→ **EXERCISE**:
Return the lines of the data below in which the string "Beschattungsprogramm" occurs.

- - -

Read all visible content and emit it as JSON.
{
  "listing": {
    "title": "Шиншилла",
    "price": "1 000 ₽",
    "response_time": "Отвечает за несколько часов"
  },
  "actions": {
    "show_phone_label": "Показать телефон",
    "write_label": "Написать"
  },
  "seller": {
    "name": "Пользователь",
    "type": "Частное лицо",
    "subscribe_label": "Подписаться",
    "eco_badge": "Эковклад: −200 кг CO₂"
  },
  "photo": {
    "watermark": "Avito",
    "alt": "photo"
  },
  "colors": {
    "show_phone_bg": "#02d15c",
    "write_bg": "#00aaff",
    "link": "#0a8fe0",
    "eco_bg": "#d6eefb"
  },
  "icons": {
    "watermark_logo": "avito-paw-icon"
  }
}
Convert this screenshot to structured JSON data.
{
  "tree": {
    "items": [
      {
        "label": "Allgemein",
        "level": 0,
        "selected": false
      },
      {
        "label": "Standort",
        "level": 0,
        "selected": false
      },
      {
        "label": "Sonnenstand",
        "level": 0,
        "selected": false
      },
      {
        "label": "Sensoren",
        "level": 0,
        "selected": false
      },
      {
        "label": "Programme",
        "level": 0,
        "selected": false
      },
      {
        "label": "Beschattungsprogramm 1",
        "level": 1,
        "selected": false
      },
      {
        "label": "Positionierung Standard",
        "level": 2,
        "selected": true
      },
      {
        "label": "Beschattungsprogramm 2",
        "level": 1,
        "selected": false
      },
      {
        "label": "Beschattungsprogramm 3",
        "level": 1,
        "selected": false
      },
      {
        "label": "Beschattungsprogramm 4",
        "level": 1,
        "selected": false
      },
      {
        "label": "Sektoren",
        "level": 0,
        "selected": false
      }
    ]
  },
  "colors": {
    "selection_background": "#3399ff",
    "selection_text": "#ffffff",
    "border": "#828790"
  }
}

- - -

→ **SOLVED PROBLEM**:
        "label": "Beschattungsprogramm 1",
        "label": "Beschattungsprogramm 2",
        "label": "Beschattungsprogramm 3",
        "label": "Beschattungsprogramm 4",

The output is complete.